Keeping chickens safe from foxes is not difficult but does require a good coop set-up and being wary of the fox threat when allowing them to roam outside. You’ll need to pay attention to the signs that a fox is visiting at night to avoid a potential break-in such as scratching or digging around the coop or being woken by frightened chickens.
A fully enclosed coop with a mesh floor is the simplest way to keep chickens safe but you will need to allow enough space for all the chooks to be happy for extended periods of time such as when you are away on holiday. Of course, your chickens are only safe while they’re inside with the door closed. The most common story that I hear is the one time that the door wasn’t closed and a fox noticed the fact.

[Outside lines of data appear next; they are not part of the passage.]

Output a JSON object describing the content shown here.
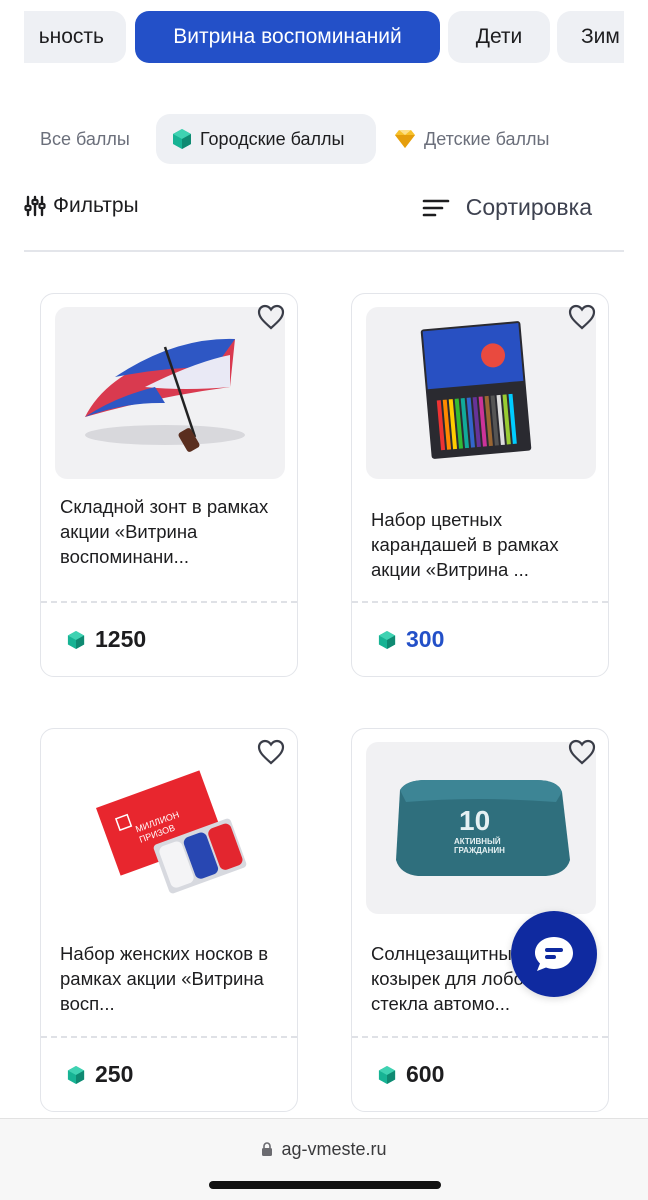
{
  "category_tabs": [
    {
      "label": "ьность",
      "active": false
    },
    {
      "label": "Витрина воспоминаний",
      "active": true
    },
    {
      "label": "Дети",
      "active": false
    },
    {
      "label": "Зим",
      "active": false
    }
  ],
  "points_filter": {
    "all": "Все баллы",
    "city": "Городские баллы",
    "kids": "Детские баллы"
  },
  "toolbar": {
    "filters_label": "Фильтры",
    "sort_label": "Сортировка"
  },
  "products": [
    {
      "title": "Складной зонт в рамках акции «Витрина воспоминани...",
      "price": "1250",
      "highlight": false
    },
    {
      "title": "Набор цветных карандашей в рамках акции «Витрина ...",
      "price": "300",
      "highlight": true
    },
    {
      "title": "Набор женских носков в рамках акции «Витрина восп...",
      "price": "250",
      "highlight": false
    },
    {
      "title": "Солнцезащитный козырек для лобового стекла автомо...",
      "price": "600",
      "highlight": false
    }
  ],
  "image_text": {
    "socks_box_brand": "МИЛЛИОН\nПРИЗОВ",
    "shade_number": "10",
    "shade_caption": "АКТИВНЫЙ\nГРАЖДАНИН"
  },
  "browser": {
    "url": "ag-vmeste.ru"
  },
  "colors": {
    "accent": "#2350c8",
    "chip_bg": "#eef0f4",
    "city_gem": "#19a68c",
    "kids_gem": "#f2b418",
    "chat_fab": "#0f2aa0"
  }
}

If you don’t have a fully enclosed run area for your chickens to roam around in, make sure that mesh at the bottom perimeter is dug-in at least 100mm or extends out 200mm from the perimeter. This will stop foxes from digging under the fence.
To protect your chickens from a climbing fox, and they are adept climbers, it’s a good idea to have a floppy top to the fence so that any climbing fox won’t be able to gain purchase and fall off (on the outside!). Another option for areas with a high density of foxes is electric poultry netting which is moveable and sends a short, sharp shock to any animal that touches it.

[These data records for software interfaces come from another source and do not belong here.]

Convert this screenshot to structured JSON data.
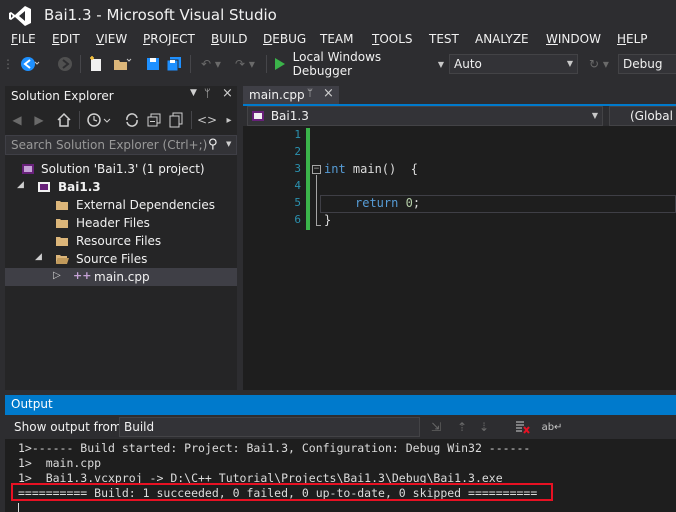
{
  "window": {
    "title": "Bai1.3 - Microsoft Visual Studio"
  },
  "menu": [
    {
      "label": "FILE",
      "u": "F",
      "rest": "ILE"
    },
    {
      "label": "EDIT",
      "u": "E",
      "rest": "DIT"
    },
    {
      "label": "VIEW",
      "u": "V",
      "rest": "IEW"
    },
    {
      "label": "PROJECT",
      "u": "P",
      "rest": "ROJECT"
    },
    {
      "label": "BUILD",
      "u": "B",
      "rest": "UILD"
    },
    {
      "label": "DEBUG",
      "u": "D",
      "rest": "EBUG"
    },
    {
      "label": "TEAM",
      "u": "",
      "rest": "TEAM"
    },
    {
      "label": "TOOLS",
      "u": "T",
      "rest": "OOLS"
    },
    {
      "label": "TEST",
      "u": "",
      "rest": "TEST"
    },
    {
      "label": "ANALYZE",
      "u": "",
      "rest": "ANALYZE"
    },
    {
      "label": "WINDOW",
      "u": "W",
      "rest": "INDOW"
    },
    {
      "label": "HELP",
      "u": "H",
      "rest": "ELP"
    }
  ],
  "toolbar": {
    "start_debugger_label": "Local Windows Debugger",
    "solution_platform": "Auto",
    "configuration": "Debug"
  },
  "solution_explorer": {
    "title": "Solution Explorer",
    "search_placeholder": "Search Solution Explorer (Ctrl+;)",
    "items": [
      {
        "label": "Solution 'Bai1.3' (1 project)"
      },
      {
        "label": "Bai1.3"
      },
      {
        "label": "External Dependencies"
      },
      {
        "label": "Header Files"
      },
      {
        "label": "Resource Files"
      },
      {
        "label": "Source Files"
      },
      {
        "label": "main.cpp"
      }
    ]
  },
  "editor": {
    "tab_label": "main.cpp",
    "nav_project": "Bai1.3",
    "nav_scope": "(Global S",
    "line_numbers": [
      "1",
      "2",
      "3",
      "4",
      "5",
      "6"
    ],
    "code": {
      "kw_int": "int",
      "fn": " main()  {",
      "kw_return": "return",
      "ret_value": "0",
      "ret_end": ";",
      "close": "}"
    }
  },
  "output": {
    "title": "Output",
    "show_from_label": "Show output from:",
    "source": "Build",
    "lines": [
      "1>------ Build started: Project: Bai1.3, Configuration: Debug Win32 ------",
      "1>  main.cpp",
      "1>  Bai1.3.vcxproj -> D:\\C++ Tutorial\\Projects\\Bai1.3\\Debug\\Bai1.3.exe",
      "========== Build: 1 succeeded, 0 failed, 0 up-to-date, 0 skipped =========="
    ]
  },
  "colors": {
    "accent": "#007acc",
    "highlight_box": "#e81123",
    "vs_purple": "#68217a",
    "play_green": "#3bb44a"
  }
}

Ways to catch foxes
If you know that you have a fox lurking around or have lost chickens to a fox already, it may be time to catch it. Living in urban areas, chicken keepers are limited to the methods they can use for fox control.
The most effective and humane way to catch a fox is by using a cage trap purpose-built to contain a fox. The good thing about a cage trap is that it’s safe and easy to release a non-targeted animal such as your pet cat or dog. I’ve caught a number of our hens in our fox trap but always find an egg inside so they make good use of their short imprisonment.
Luring foxes into your trap
Foxes are extremely smart and can detect the faintest of human smells. The more “earthy” and natural the smell of a trap the better. Fresh chicken pieces or tinned tuna are ideal to use as bait to attract foxes and leaving a trail of “breadcrumbs” for foxes will help lead them into the cage. The way to do this is to place very small amounts of the bait as the “breadcrumbs” or tie a piece of string around a fresh chicken drumstick and drag it from the edge of your property to the front of the trap.
Removing foxes from your property
There are a number of ways that you can remove a fox that you’ve been able to trap. You may even be lucky enough to find a service that will collect and dispose of the fox for you.
The first is to contact your local Council to see if they have a fox removal and disposal service in your area. You might also have a local Vet who can accept foxes for disposal or a local branch of the RSPCA that may be able to help. Lastly, you may have an Animal Shelter or Animal Pound in your area that will dispose of foxes for you.
So, in the end, you can’t completely remove the danger of predators when keeping chickens but you can go a long way in reducing the risks. Most predators are relatively harmless when compared with the fox and you must make certain that your flock is kept as safe as possible from these intelligent and highly skilled killers.